In Cook County and Chicago federal courts, qui tam actions are abundant. One lawyer, attorney Stephen Diamond, for instance, has brought more than 900 such qui tam actions alone, collecting nearly $30 million in settlements in the past 15 years, according to an analysis of public documents in a report published by Bloomberg Business.
Most recently, tax-related qui tam actions have been brought against wine makers who ship products to Illinois consumers. Diamond has also brought qui tam actions against the makers of the popular My Pillow products, failing only because of a recent state appeals court ruling, to collect $600,000 in attorney fees, in addition to his share of the damages ordered against My Pillow.

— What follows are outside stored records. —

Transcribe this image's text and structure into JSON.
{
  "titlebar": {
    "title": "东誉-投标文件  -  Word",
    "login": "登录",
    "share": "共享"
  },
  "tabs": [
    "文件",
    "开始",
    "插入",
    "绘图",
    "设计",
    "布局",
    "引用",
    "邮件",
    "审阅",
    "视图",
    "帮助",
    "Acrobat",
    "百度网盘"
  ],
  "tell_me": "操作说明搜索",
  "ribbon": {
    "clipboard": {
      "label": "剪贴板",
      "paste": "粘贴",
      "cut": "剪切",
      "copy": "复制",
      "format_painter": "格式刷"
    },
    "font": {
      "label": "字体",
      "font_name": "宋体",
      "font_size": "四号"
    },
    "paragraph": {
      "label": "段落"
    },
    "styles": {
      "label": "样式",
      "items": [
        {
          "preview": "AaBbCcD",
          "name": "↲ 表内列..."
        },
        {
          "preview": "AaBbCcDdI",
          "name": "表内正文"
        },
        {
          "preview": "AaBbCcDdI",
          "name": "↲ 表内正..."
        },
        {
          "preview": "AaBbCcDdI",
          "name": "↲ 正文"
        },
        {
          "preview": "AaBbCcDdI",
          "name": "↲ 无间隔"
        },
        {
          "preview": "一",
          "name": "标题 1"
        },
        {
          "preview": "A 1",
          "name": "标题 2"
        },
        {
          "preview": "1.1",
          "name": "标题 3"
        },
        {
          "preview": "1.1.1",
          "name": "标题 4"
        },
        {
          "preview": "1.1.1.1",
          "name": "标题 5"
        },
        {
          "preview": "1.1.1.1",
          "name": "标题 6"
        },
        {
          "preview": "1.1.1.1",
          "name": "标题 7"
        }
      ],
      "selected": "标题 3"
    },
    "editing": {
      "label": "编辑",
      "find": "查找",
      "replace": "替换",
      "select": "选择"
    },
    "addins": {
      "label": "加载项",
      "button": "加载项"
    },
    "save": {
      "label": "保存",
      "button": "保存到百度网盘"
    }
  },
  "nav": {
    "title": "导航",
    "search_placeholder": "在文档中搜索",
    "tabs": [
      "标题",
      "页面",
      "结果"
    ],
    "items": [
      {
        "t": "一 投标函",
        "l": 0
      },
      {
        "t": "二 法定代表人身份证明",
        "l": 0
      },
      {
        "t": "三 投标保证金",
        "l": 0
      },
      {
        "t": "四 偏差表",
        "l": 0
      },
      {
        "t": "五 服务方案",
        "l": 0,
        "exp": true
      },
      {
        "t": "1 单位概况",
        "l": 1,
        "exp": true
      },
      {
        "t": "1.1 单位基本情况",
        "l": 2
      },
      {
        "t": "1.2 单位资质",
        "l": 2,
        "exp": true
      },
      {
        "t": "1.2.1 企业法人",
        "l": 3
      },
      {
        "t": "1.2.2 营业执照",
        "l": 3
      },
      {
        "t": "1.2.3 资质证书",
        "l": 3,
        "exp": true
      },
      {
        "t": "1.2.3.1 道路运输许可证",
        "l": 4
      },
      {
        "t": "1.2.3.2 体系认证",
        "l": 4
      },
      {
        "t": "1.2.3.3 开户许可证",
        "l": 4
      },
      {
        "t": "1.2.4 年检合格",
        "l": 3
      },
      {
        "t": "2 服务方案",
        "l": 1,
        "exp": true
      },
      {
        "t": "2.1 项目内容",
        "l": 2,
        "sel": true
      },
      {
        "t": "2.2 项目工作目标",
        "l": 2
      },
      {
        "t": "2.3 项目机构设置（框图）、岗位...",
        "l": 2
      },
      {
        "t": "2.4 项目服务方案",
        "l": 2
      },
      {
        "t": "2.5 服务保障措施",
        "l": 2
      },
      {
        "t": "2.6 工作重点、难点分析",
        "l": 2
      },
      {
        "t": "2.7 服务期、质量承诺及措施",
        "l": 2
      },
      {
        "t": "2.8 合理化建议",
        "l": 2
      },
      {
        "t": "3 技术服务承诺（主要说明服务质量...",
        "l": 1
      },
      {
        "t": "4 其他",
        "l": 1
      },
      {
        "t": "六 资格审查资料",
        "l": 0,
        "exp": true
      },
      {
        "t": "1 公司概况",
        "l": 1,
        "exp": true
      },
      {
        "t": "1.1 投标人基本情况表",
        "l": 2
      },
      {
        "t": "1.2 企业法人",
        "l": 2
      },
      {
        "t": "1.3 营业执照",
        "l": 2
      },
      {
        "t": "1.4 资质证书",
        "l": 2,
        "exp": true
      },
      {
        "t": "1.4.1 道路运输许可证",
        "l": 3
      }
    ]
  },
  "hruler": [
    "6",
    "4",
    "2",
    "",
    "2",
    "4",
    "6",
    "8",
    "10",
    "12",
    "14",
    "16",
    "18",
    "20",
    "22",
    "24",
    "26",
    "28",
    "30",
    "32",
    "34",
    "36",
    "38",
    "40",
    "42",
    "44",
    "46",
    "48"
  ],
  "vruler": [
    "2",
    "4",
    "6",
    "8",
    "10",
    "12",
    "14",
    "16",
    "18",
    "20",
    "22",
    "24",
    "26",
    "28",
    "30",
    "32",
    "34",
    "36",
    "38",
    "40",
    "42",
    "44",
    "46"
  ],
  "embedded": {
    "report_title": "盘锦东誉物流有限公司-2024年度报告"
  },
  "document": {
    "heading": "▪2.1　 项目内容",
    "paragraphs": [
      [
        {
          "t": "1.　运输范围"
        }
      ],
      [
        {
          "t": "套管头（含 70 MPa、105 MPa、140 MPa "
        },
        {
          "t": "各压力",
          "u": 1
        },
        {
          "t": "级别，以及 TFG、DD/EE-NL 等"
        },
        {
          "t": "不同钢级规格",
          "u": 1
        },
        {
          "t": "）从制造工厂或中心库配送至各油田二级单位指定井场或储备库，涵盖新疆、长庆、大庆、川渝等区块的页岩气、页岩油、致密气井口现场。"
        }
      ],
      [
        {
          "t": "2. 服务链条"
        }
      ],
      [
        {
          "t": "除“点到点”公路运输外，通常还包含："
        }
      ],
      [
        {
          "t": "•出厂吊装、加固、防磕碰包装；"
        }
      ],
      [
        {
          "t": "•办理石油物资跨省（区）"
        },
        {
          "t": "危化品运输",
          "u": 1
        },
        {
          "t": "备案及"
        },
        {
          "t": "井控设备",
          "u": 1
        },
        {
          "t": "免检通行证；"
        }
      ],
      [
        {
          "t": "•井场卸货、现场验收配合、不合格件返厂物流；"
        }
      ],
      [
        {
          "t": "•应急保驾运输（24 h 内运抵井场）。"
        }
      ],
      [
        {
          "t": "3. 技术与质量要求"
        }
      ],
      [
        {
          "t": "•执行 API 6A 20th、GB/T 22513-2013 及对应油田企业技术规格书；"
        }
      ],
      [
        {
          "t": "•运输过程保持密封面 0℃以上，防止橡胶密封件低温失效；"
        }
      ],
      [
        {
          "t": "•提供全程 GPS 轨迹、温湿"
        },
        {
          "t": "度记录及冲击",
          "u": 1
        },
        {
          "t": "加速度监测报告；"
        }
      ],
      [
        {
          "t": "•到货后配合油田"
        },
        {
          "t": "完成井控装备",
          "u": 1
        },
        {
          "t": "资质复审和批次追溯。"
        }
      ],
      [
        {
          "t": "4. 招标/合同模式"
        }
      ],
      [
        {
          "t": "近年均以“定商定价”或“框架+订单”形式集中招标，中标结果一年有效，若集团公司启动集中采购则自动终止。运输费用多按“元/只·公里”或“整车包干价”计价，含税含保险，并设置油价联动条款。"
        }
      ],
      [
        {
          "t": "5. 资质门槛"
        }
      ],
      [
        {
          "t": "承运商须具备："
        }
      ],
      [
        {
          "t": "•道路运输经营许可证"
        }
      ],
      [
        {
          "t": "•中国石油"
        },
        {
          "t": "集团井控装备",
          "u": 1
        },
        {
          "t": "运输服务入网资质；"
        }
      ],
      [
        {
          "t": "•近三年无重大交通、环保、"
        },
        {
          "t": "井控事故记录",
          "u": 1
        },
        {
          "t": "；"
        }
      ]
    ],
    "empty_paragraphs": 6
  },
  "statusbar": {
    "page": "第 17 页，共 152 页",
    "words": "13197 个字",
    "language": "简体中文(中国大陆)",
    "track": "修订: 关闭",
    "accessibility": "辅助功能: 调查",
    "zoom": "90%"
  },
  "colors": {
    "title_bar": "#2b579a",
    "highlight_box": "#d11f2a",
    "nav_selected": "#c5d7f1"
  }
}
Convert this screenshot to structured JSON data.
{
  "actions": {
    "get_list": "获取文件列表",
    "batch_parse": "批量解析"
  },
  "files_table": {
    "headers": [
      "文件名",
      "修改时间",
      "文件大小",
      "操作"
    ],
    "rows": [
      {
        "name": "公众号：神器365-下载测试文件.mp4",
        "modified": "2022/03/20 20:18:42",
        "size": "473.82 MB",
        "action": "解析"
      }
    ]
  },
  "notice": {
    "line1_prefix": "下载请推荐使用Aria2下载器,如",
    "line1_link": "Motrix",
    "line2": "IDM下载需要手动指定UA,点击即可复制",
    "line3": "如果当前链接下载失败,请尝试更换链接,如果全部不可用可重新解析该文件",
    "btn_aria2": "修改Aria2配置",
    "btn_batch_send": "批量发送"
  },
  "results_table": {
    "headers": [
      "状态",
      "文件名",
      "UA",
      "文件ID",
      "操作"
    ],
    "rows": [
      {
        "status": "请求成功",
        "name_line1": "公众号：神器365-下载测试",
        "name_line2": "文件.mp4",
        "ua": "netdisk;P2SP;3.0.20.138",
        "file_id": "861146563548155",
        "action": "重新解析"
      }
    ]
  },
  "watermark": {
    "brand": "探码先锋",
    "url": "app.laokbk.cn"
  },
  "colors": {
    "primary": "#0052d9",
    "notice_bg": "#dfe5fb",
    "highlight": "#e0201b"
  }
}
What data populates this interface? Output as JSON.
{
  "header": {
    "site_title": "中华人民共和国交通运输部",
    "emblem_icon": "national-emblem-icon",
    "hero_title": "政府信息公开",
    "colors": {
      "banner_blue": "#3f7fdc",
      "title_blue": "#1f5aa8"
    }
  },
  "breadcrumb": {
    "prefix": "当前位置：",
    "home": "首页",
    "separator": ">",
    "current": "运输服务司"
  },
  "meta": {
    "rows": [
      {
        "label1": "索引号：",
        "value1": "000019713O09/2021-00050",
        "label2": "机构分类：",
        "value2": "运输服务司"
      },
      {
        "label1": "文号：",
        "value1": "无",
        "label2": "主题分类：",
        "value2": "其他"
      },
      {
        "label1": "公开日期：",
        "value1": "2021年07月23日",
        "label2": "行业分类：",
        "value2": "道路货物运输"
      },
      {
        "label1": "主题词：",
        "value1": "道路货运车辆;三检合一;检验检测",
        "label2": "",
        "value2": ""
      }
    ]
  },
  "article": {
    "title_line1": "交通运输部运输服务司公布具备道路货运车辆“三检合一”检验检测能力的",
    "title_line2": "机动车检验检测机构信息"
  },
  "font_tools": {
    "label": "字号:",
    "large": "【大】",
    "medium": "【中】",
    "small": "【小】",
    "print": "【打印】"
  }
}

“We (IRMA) are aware that there are persons and organizations out there who specialize in these kinds of lawsuits,” said Dawood. “We want to be able to collect tax appropriately, and we have to be able to limit our members’ exposure to lawsuits.”
In this particular instance, Dawood said some retailers’ issue may center on the inclusion of ice in a drink. While a consumer may use, for instance, a 20-oz or 32-oz cup to hold their fountain beverages, some portion of the total volume in that cup could be ice, which is not a sweetened beverage and should not be subject to the tax.
The issue becomes further complicated should consumers be allowed to refill the beverages, such as many fast food establishments now allow for dine-in customers.
Yet the county, Dawood said, has not offered any meaningful guidance to retailers concerning how to properly collect the tax on such purchases, potentially leaving retailers exposed to qui tam lawsuits alleging they either charged too much or too little tax.
Similarly, retailers could also face litigation threats from class action lawyers and plaintiffs, who could bring legal actions asserting consumers were charged too much tax or otherwise improperly charged when buying beverages.
In recent months, for instance, Walgreens faced a lawsuit brought by a man who claimed the retail pharmacy chain had improperly charged him and many others a 5-cent tax imposed on the sale of bottled water by the city of Chicago.
A judge dismissed the lawsuit in February, but plaintiff Destin McIntosh has appealed. The appeal remains pending, according to Cook County court records.
Dawood said the costs imposed by the litigation threat, however, would come only on top of the “enormous” expense retailers already are facing simply to comply with the tax collection rules, as they must write and rewrite software code for their registers and other bookkeeping systems to ensure proper collection.
“All of this takes significant time and expense, and the county has simply not given us adequate time to adjust,” she said.